The recognition was developed by the BSA National Fishing Task Force and replaces the Certified Angler Award. Unlike that previous award, the Complete Angler Recognition doesn’t require an online test. Once a boy earns the three merit badges, he’s eligible to receive the patch.
The program is supported by the BSA Supply Group, which will deliver the newly designed, controlled-access patch to Scout Shops. (Controlled-access means you can’t buy it online because you’ll need to prove a boy is eligible to earn it.)
Adults, there’s a new fishing patch for you, too. The BSA Certified Angling Instructor courses help you deliver a fishing experience Scouts won’t forget.

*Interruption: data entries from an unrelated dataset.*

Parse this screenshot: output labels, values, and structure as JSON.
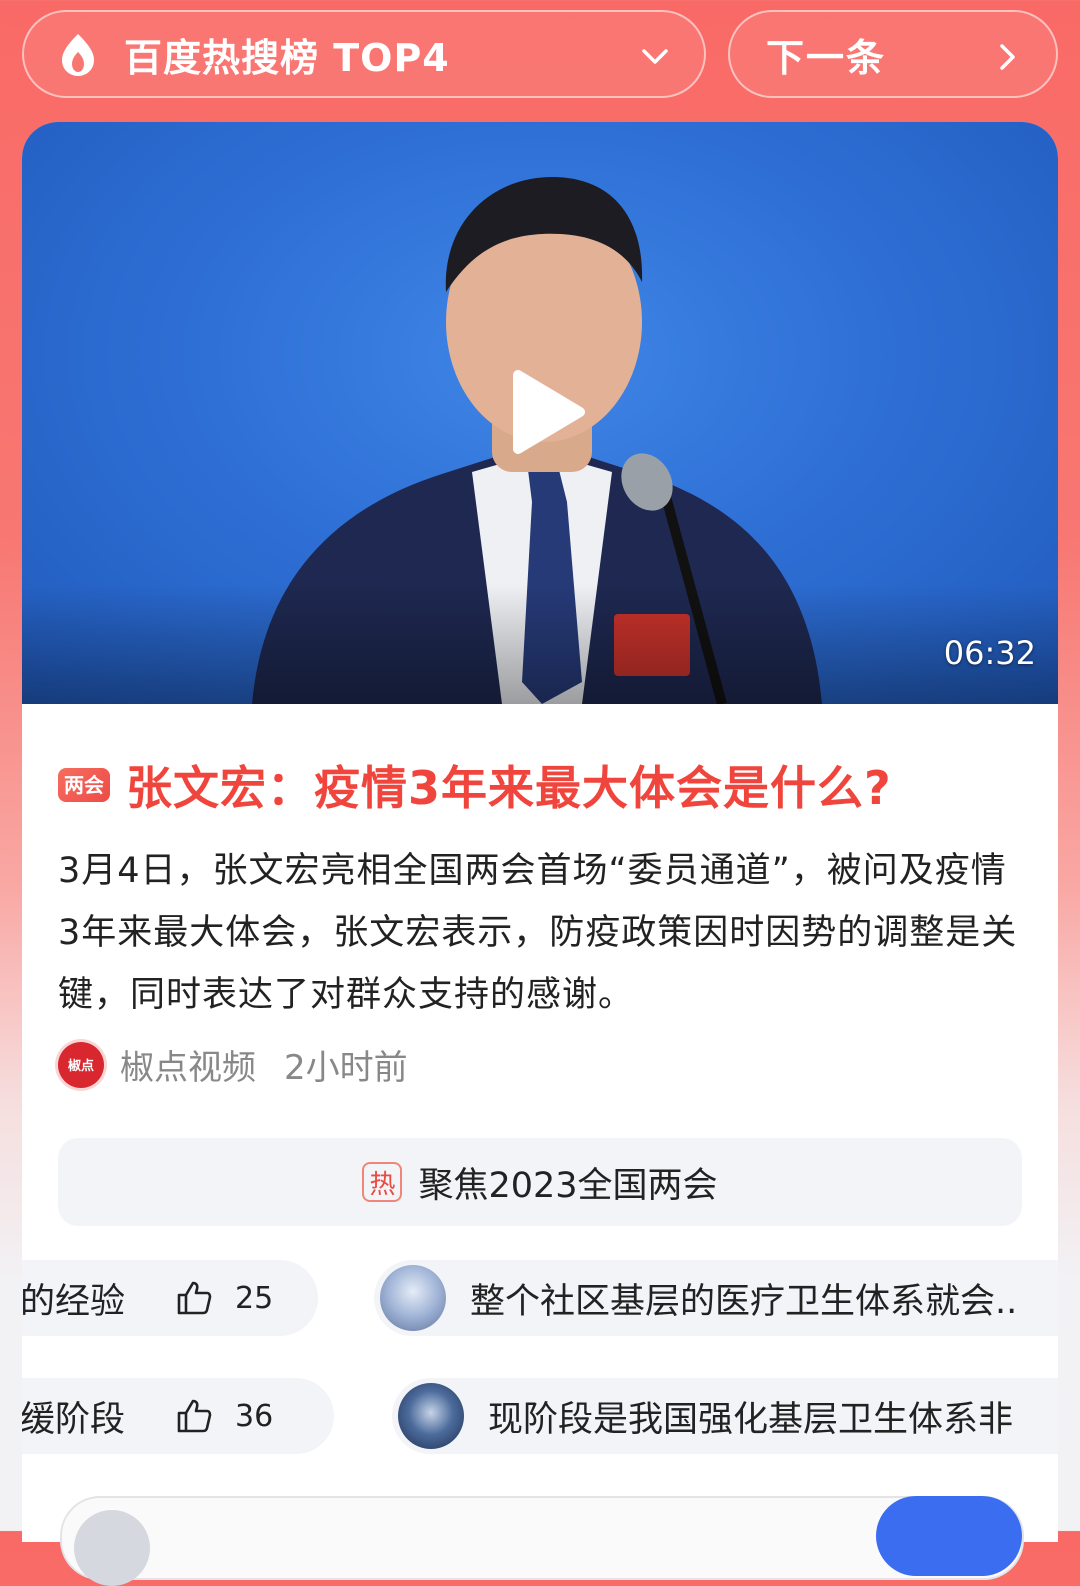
{
  "header": {
    "hot_list_label": "百度热搜榜 TOP4",
    "next_label": "下一条"
  },
  "video": {
    "duration": "06:32"
  },
  "article": {
    "badge": "两会",
    "title": "张文宏：疫情3年来最大体会是什么?",
    "summary": "3月4日，张文宏亮相全国两会首场“委员通道”，被问及疫情3年来最大体会，张文宏表示，防疫政策因时因势的调整是关键，同时表达了对群众支持的感谢。",
    "source_avatar_text": "椒点",
    "source": "椒点视频",
    "time": "2小时前"
  },
  "topic": {
    "tag": "热",
    "label": "聚焦2023全国两会"
  },
  "comments": [
    {
      "left_text": "的经验",
      "likes": "25",
      "text": "整个社区基层的医疗卫生体系就会.."
    },
    {
      "left_text": "缓阶段",
      "likes": "36",
      "text": "现阶段是我国强化基层卫生体系非"
    }
  ],
  "colors": {
    "accent_red": "#f0453c",
    "header_gradient_top": "#f96a66",
    "video_blue": "#2f70d6",
    "button_blue": "#3a6df0"
  }
}
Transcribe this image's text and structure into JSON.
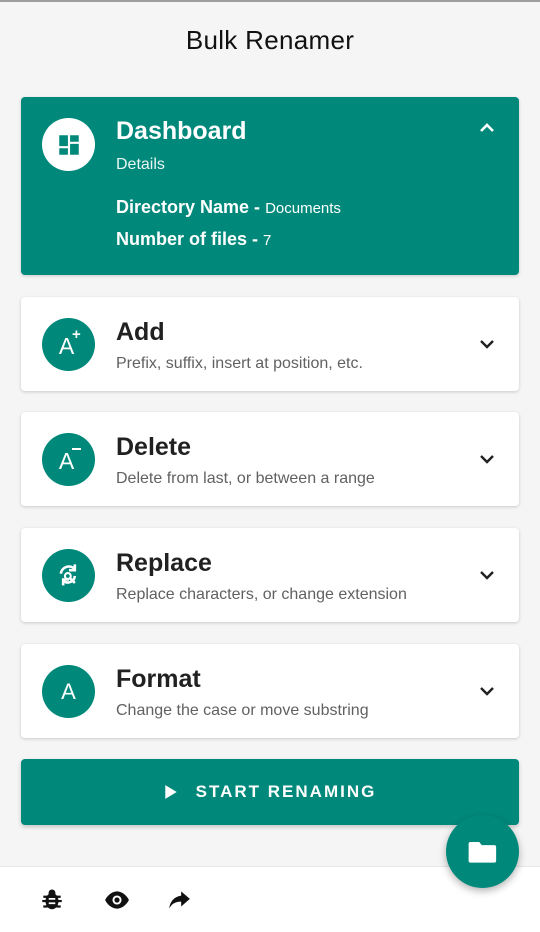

Read on for more details about these patches. And if you’re a fan of fishing, don’t miss this month’s Boys’ Life. April is the magazine’s special Fishing issue!
BSA Complete Angler Recognition
The Complete Angler patch may be worn by Boy Scouts who earn all three fishing-related merit badges. Those are:
The Fishing merit badge (Angler merit badge) was one of the original 57 merit badges offered. More than 2 million Scouts have earned the Angling or Fishing Merit Badge. In a recent Boys’ Life survey, fishing placed fourth on the list of preferred Scout unit outdoor activities, surpassed only by camping, swimming and bicycling.
The Fly-Fishing merit badge, the BSA’s newest angling badge, was introduced in 2002 and has earned attention within National Outdoor Programs. Major efforts to present this skill were made at the last three national Scout jamborees with great success.
Fish and Wildlife Management
Originally called Wildlife Management when it was introduced in 1972, the Fish and Wildlife Management merit badge is the most challenging of the three fishing-related badges because of its required conservation projects. The purpose of the Fish and Wildlife Management merit badge is to encourage healthy fish and wildlife populations while preventing lost populations.
BSA Certified Angling Instructor
The BSA National Fishing Task Force provides leadership and guidance for all BSA fishing programs to ensure that Scouts have the best opportunities and resources to learn and enjoy the sport of fishing.
The task force is charged with encouraging and fostering a progressive learning experience for Scouts and Scouters through education, programs, literature, advancement, and other methods to teach and support fishing and conservation in the Boy Scouts of America.
Three Certified Angling Instructor (CAI) courses have been developed to build well trained instructors that can provide quality angling programs.
1. National Fishing Camping Schools
Fishing Camp Schools are designed as the primary fishing and fly-fishing training course to develop a national cadre of CAIs to bring quality fishing and fly-fishing instruction and programs to all BSA youth. Courses include full coverage of skills development, resource awareness and improvement, merit badge counselor instruction, fly-fishing instruction with focus on teaching others, how to improve the council camp’s fishing programs, plus opportunities for a council to offer fishing opportunities year around — ideal for those wishing to enhance fishing program emphasis within their Scouting world and lead Scouts into the wonderful world of fishing and fly-fishing.
Camp Schools are planned for at least one per region providing four to six courses per year. A Fishing Camp School will be a minimum of three days, with 22 hours of instruction.
For more information, click here.
2. Council-Run CAI Training Courses
The Council CAI Course is designed to help ensure councils offer successful fishing opportunities for Cub Scouts, Boy Scouts and Venturers. A team of dedicated and qualified adults can create huge opportunities for making fishing important within councils and districts.
CAI Course Directors should have attended a National Fishing Camp School.
Several Councils are adding a Scout Fishing/Fly-Fishing merit badge clinic as a one-day follow-up. This idea has been very successful, offering Scouts the opportunity to earn both the Fishing and Fly-Fishing merit badges.
3. High Adventure Base “Train the Trainer” Courses
This CAI Course is developed for high-adventure staff running Scout fishing programs. The objective is to prepare the staff with the basic fishing and fly-fishing knowledge and skills — and how to teach them — thus improving the chances for Scouts to have successful fishing experiences.
For more info, go here.
Hat tip: Thanks to Ben Jelsema, chairman of the BSA’s National Fishing Committee, for the details.